• Record excerpts
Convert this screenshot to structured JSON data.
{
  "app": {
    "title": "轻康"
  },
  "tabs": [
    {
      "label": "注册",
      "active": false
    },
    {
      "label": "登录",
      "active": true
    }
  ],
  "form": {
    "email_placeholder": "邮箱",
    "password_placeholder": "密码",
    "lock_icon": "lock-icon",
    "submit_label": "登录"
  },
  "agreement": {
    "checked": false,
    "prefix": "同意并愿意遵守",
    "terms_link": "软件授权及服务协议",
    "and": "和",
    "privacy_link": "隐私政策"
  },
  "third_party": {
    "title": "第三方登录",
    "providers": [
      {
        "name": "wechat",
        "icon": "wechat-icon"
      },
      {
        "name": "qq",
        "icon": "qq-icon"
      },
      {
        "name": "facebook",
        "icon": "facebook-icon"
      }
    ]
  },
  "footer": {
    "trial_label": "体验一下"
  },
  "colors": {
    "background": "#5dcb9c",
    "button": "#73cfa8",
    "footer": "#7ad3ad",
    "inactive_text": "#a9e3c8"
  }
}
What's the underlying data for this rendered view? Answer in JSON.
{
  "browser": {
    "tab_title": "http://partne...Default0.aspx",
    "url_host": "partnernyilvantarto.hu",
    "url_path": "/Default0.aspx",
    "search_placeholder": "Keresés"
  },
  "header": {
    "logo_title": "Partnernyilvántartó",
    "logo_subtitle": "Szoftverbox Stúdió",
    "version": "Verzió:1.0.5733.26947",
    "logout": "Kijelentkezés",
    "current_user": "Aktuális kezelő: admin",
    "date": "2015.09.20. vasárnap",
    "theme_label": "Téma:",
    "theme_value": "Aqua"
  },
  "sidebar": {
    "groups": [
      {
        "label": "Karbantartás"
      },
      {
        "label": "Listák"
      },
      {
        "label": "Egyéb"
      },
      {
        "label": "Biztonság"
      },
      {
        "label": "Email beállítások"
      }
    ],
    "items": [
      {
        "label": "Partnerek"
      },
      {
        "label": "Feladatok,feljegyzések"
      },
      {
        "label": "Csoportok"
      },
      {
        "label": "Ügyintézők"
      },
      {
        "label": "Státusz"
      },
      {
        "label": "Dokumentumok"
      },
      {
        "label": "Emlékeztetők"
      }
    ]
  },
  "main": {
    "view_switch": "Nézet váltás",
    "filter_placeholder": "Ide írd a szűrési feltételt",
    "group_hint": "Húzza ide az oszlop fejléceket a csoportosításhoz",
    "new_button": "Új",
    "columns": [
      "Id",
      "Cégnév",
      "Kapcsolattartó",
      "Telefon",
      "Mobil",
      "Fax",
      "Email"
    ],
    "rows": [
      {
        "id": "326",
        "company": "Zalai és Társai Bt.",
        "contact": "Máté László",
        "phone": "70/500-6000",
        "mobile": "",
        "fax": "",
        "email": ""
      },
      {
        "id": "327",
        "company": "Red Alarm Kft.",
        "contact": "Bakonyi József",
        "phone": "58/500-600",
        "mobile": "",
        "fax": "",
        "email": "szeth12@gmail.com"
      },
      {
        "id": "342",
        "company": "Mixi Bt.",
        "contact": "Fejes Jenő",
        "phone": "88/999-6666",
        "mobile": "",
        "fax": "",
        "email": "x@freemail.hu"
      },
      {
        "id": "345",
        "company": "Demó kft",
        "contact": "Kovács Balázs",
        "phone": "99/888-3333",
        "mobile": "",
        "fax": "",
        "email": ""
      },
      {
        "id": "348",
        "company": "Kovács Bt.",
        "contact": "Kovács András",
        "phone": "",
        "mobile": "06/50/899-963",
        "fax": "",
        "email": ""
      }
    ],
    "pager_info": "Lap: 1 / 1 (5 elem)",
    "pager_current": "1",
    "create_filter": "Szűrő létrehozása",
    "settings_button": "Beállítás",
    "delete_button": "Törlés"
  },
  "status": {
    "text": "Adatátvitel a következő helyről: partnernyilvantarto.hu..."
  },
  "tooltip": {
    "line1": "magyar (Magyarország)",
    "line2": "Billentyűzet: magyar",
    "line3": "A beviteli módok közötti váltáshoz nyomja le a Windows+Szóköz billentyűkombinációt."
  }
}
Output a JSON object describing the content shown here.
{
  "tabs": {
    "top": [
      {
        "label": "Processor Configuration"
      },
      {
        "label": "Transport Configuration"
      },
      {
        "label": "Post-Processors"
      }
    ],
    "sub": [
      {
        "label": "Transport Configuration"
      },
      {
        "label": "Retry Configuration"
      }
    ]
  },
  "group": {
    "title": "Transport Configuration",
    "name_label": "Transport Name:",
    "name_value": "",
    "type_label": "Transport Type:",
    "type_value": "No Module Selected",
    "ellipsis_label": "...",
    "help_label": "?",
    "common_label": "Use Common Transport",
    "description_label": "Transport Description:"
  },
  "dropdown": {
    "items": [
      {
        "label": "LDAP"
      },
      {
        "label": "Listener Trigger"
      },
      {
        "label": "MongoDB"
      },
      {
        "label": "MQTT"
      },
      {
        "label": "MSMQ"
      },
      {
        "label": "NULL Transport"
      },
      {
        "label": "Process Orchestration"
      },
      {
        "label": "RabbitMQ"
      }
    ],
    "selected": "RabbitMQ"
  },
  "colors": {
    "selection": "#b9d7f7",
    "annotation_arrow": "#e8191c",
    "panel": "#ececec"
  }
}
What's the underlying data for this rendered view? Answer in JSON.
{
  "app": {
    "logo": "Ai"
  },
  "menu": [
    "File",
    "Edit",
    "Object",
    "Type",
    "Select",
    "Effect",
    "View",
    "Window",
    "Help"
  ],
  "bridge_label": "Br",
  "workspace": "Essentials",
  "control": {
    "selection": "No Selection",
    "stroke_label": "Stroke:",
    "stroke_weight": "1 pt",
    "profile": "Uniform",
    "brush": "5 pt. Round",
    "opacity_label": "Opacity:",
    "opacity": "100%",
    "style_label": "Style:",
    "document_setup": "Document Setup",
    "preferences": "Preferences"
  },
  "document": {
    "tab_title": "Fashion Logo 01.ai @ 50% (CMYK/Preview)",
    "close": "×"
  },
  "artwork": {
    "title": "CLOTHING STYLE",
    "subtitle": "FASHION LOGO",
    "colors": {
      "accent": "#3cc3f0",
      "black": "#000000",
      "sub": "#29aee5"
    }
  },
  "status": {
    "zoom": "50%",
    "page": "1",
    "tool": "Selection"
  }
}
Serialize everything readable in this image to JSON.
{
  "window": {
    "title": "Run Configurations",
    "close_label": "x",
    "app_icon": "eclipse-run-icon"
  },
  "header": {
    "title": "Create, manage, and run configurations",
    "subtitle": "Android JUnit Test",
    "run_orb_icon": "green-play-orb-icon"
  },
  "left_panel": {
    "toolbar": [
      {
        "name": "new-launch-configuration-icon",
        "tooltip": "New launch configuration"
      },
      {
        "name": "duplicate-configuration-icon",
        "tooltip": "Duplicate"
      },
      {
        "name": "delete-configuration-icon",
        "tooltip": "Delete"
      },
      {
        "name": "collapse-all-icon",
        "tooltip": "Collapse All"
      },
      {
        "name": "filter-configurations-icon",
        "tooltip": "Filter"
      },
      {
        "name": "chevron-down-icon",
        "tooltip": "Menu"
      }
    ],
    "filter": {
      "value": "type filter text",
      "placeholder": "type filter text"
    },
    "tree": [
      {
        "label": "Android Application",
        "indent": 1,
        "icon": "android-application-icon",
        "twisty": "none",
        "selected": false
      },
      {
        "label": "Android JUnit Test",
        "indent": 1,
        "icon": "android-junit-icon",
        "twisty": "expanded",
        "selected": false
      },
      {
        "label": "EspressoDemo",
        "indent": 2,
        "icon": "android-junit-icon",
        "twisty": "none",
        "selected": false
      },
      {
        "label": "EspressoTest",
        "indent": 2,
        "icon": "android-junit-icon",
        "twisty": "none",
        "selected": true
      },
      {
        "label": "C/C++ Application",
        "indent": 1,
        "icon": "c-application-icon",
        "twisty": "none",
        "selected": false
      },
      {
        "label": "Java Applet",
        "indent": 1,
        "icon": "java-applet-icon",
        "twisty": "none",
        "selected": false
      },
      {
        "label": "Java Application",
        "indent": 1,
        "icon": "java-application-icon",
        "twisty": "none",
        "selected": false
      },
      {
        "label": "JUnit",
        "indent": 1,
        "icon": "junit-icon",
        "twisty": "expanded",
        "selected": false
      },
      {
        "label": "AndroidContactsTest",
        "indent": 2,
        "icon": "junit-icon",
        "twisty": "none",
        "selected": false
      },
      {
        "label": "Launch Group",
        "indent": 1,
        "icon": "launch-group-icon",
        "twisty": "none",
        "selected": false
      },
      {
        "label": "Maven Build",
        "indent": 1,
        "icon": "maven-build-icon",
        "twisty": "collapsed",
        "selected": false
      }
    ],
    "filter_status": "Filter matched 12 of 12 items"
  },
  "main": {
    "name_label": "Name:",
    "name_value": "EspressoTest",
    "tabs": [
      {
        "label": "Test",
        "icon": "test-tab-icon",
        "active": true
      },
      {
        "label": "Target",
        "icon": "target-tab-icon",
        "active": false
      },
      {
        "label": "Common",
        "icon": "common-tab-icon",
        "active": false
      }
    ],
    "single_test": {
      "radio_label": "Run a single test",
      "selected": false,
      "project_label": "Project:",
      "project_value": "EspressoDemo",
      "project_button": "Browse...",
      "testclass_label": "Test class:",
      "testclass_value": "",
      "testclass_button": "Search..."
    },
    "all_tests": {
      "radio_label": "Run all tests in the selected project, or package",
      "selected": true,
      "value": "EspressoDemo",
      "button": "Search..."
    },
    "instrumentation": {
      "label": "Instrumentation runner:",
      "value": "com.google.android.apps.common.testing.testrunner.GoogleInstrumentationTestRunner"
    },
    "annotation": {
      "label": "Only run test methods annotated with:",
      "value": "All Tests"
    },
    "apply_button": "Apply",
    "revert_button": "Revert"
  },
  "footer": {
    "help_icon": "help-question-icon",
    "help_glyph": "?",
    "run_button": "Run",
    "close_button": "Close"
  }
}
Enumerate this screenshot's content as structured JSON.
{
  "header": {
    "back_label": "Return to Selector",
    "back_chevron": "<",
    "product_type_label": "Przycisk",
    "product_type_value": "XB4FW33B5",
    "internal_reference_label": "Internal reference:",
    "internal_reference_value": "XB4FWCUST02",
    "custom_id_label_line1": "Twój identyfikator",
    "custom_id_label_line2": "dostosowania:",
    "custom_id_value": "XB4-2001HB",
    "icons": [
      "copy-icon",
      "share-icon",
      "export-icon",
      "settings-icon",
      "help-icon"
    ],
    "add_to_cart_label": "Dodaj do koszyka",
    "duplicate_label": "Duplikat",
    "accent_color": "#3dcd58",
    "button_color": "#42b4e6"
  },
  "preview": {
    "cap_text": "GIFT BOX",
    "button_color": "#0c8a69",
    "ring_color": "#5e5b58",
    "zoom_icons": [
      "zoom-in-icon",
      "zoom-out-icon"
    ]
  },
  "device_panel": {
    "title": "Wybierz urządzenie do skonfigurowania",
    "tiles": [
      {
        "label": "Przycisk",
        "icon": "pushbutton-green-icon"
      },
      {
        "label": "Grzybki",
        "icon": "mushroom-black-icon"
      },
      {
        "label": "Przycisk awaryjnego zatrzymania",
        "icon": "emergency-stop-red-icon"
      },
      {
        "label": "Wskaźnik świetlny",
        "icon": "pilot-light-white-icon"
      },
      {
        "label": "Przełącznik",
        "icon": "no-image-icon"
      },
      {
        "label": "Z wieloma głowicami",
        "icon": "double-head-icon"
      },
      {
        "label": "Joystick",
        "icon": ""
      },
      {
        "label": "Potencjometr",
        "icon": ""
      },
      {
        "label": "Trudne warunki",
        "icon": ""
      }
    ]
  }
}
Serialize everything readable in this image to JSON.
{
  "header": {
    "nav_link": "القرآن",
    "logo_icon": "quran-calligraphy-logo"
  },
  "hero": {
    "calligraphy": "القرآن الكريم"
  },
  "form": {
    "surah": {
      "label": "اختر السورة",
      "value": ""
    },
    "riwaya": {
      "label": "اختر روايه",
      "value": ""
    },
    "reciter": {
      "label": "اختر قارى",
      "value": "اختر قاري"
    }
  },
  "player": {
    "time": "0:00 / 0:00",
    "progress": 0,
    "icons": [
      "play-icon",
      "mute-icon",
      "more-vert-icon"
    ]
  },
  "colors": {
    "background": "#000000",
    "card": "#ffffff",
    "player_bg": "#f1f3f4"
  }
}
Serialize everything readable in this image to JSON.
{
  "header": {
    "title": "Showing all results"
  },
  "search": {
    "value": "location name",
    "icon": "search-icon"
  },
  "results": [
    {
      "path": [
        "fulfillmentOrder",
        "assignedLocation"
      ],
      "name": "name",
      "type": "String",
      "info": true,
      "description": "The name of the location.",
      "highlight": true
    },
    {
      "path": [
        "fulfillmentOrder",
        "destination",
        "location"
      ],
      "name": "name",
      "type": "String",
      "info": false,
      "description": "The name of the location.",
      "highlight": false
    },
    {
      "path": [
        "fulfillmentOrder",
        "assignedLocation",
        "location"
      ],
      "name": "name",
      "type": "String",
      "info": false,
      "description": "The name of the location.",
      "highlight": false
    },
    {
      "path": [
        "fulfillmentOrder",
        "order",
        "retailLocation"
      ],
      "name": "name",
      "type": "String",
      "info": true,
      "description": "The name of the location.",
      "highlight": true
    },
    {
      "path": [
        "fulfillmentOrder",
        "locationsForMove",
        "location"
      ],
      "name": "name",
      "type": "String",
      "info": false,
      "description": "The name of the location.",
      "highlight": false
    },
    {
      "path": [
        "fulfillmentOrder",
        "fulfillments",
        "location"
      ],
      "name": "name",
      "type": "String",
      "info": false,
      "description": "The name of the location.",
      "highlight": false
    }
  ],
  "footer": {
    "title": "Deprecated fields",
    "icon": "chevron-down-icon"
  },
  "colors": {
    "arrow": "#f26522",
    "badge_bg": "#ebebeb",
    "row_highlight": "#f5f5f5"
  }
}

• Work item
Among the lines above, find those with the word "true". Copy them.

• Exercise result
      "active": true
        "selected": true
        "active": true
      "selected": true,
      "info": true,
      "highlight": true
      "info": true,
      "highlight": true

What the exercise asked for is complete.